▶ _REQUIRED WORK_
Reproduce all the entries exactly.
■ ■ ■ ■ ■ ■ ■
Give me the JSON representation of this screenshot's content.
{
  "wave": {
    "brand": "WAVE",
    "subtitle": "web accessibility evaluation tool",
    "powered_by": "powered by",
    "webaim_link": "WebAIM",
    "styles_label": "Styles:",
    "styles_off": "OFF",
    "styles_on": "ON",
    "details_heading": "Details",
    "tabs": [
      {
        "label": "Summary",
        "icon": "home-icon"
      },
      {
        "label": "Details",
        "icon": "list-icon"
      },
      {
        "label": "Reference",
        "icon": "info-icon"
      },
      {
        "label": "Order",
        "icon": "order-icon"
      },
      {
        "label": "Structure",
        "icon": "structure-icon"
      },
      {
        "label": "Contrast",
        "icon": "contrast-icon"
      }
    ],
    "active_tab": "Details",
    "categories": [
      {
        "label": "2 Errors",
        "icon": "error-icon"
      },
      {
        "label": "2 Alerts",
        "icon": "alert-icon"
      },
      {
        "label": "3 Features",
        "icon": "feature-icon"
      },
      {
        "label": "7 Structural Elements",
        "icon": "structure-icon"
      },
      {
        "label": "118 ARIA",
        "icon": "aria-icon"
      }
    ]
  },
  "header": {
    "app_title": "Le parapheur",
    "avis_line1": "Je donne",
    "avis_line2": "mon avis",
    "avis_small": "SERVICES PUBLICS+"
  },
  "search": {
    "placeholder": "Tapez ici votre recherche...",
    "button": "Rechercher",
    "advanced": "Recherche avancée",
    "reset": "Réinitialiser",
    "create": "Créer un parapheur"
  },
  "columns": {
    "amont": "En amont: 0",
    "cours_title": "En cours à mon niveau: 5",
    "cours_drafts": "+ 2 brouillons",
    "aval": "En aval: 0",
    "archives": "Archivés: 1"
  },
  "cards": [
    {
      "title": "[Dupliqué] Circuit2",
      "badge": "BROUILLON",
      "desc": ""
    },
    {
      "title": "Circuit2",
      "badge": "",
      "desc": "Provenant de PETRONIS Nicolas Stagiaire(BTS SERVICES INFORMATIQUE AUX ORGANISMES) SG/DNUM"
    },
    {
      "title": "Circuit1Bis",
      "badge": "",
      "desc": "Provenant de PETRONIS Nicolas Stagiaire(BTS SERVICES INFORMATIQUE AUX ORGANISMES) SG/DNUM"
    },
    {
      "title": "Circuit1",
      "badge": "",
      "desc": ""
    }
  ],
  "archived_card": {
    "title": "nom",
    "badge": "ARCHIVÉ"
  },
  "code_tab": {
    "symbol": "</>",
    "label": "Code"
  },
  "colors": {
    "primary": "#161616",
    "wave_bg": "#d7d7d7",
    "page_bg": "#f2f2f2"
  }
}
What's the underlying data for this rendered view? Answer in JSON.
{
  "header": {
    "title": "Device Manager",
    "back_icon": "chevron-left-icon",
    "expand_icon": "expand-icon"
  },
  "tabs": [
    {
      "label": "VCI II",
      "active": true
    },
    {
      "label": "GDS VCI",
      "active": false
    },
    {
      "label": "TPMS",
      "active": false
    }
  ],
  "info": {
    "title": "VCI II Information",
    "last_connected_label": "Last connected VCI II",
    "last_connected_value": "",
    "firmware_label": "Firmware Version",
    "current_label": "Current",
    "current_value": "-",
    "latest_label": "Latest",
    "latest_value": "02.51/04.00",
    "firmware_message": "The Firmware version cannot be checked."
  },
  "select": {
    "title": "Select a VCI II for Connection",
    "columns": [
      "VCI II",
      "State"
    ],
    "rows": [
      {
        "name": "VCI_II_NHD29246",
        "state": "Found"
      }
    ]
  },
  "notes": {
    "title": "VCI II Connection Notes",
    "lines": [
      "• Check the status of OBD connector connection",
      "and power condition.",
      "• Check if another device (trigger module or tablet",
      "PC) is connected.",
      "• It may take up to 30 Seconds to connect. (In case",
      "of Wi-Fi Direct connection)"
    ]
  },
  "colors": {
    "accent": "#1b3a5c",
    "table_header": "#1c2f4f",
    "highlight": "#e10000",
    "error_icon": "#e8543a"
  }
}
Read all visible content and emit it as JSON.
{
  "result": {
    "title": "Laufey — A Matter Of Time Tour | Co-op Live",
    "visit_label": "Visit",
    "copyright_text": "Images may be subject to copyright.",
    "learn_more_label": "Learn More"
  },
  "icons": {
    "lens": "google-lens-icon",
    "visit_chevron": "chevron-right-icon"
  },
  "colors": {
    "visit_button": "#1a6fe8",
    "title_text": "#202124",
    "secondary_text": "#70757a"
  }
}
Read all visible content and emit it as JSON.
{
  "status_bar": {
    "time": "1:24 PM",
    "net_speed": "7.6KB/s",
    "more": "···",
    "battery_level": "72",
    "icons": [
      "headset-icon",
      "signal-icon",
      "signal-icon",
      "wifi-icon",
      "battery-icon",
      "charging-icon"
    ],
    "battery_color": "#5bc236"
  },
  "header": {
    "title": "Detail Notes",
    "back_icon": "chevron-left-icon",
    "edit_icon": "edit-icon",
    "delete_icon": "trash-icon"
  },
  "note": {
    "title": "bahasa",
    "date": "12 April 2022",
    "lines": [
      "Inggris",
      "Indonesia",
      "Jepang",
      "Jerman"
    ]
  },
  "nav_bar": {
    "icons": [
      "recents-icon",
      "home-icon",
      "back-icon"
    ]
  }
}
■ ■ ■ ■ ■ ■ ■
▶ _ANSWER SPACE_
Give me the JSON representation of this screenshot's content.
{
  "wave": {
    "brand": "WAVE",
    "subtitle": "web accessibility evaluation tool",
    "powered_by": "powered by",
    "webaim_link": "WebAIM",
    "styles_label": "Styles:",
    "styles_off": "OFF",
    "styles_on": "ON",
    "details_heading": "Details",
    "tabs": [
      {
        "label": "Summary",
        "icon": "home-icon"
      },
      {
        "label": "Details",
        "icon": "list-icon"
      },
      {
        "label": "Reference",
        "icon": "info-icon"
      },
      {
        "label": "Order",
        "icon": "order-icon"
      },
      {
        "label": "Structure",
        "icon": "structure-icon"
      },
      {
        "label": "Contrast",
        "icon": "contrast-icon"
      }
    ],
    "active_tab": "Details",
    "categories": [
      {
        "label": "2 Errors",
        "icon": "error-icon"
      },
      {
        "label": "2 Alerts",
        "icon": "alert-icon"
      },
      {
        "label": "3 Features",
        "icon": "feature-icon"
      },
      {
        "label": "7 Structural Elements",
        "icon": "structure-icon"
      },
      {
        "label": "118 ARIA",
        "icon": "aria-icon"
      }
    ]
  },
  "header": {
    "app_title": "Le parapheur",
    "avis_line1": "Je donne",
    "avis_line2": "mon avis",
    "avis_small": "SERVICES PUBLICS+"
  },
  "search": {
    "placeholder": "Tapez ici votre recherche...",
    "button": "Rechercher",
    "advanced": "Recherche avancée",
    "reset": "Réinitialiser",
    "create": "Créer un parapheur"
  },
  "columns": {
    "amont": "En amont: 0",
    "cours_title": "En cours à mon niveau: 5",
    "cours_drafts": "+ 2 brouillons",
    "aval": "En aval: 0",
    "archives": "Archivés: 1"
  },
  "cards": [
    {
      "title": "[Dupliqué] Circuit2",
      "badge": "BROUILLON",
      "desc": ""
    },
    {
      "title": "Circuit2",
      "badge": "",
      "desc": "Provenant de PETRONIS Nicolas Stagiaire(BTS SERVICES INFORMATIQUE AUX ORGANISMES) SG/DNUM"
    },
    {
      "title": "Circuit1Bis",
      "badge": "",
      "desc": "Provenant de PETRONIS Nicolas Stagiaire(BTS SERVICES INFORMATIQUE AUX ORGANISMES) SG/DNUM"
    },
    {
      "title": "Circuit1",
      "badge": "",
      "desc": ""
    }
  ],
  "archived_card": {
    "title": "nom",
    "badge": "ARCHIVÉ"
  },
  "code_tab": {
    "symbol": "</>",
    "label": "Code"
  },
  "colors": {
    "primary": "#161616",
    "wave_bg": "#d7d7d7",
    "page_bg": "#f2f2f2"
  }
}
What's the underlying data for this rendered view? Answer in JSON.
{
  "header": {
    "title": "Device Manager",
    "back_icon": "chevron-left-icon",
    "expand_icon": "expand-icon"
  },
  "tabs": [
    {
      "label": "VCI II",
      "active": true
    },
    {
      "label": "GDS VCI",
      "active": false
    },
    {
      "label": "TPMS",
      "active": false
    }
  ],
  "info": {
    "title": "VCI II Information",
    "last_connected_label": "Last connected VCI II",
    "last_connected_value": "",
    "firmware_label": "Firmware Version",
    "current_label": "Current",
    "current_value": "-",
    "latest_label": "Latest",
    "latest_value": "02.51/04.00",
    "firmware_message": "The Firmware version cannot be checked."
  },
  "select": {
    "title": "Select a VCI II for Connection",
    "columns": [
      "VCI II",
      "State"
    ],
    "rows": [
      {
        "name": "VCI_II_NHD29246",
        "state": "Found"
      }
    ]
  },
  "notes": {
    "title": "VCI II Connection Notes",
    "lines": [
      "• Check the status of OBD connector connection",
      "and power condition.",
      "• Check if another device (trigger module or tablet",
      "PC) is connected.",
      "• It may take up to 30 Seconds to connect. (In case",
      "of Wi-Fi Direct connection)"
    ]
  },
  "colors": {
    "accent": "#1b3a5c",
    "table_header": "#1c2f4f",
    "highlight": "#e10000",
    "error_icon": "#e8543a"
  }
}
Read all visible content and emit it as JSON.
{
  "result": {
    "title": "Laufey — A Matter Of Time Tour | Co-op Live",
    "visit_label": "Visit",
    "copyright_text": "Images may be subject to copyright.",
    "learn_more_label": "Learn More"
  },
  "icons": {
    "lens": "google-lens-icon",
    "visit_chevron": "chevron-right-icon"
  },
  "colors": {
    "visit_button": "#1a6fe8",
    "title_text": "#202124",
    "secondary_text": "#70757a"
  }
}
Read all visible content and emit it as JSON.
{
  "status_bar": {
    "time": "1:24 PM",
    "net_speed": "7.6KB/s",
    "more": "···",
    "battery_level": "72",
    "icons": [
      "headset-icon",
      "signal-icon",
      "signal-icon",
      "wifi-icon",
      "battery-icon",
      "charging-icon"
    ],
    "battery_color": "#5bc236"
  },
  "header": {
    "title": "Detail Notes",
    "back_icon": "chevron-left-icon",
    "edit_icon": "edit-icon",
    "delete_icon": "trash-icon"
  },
  "note": {
    "title": "bahasa",
    "date": "12 April 2022",
    "lines": [
      "Inggris",
      "Indonesia",
      "Jepang",
      "Jerman"
    ]
  },
  "nav_bar": {
    "icons": [
      "recents-icon",
      "home-icon",
      "back-icon"
    ]
  }
}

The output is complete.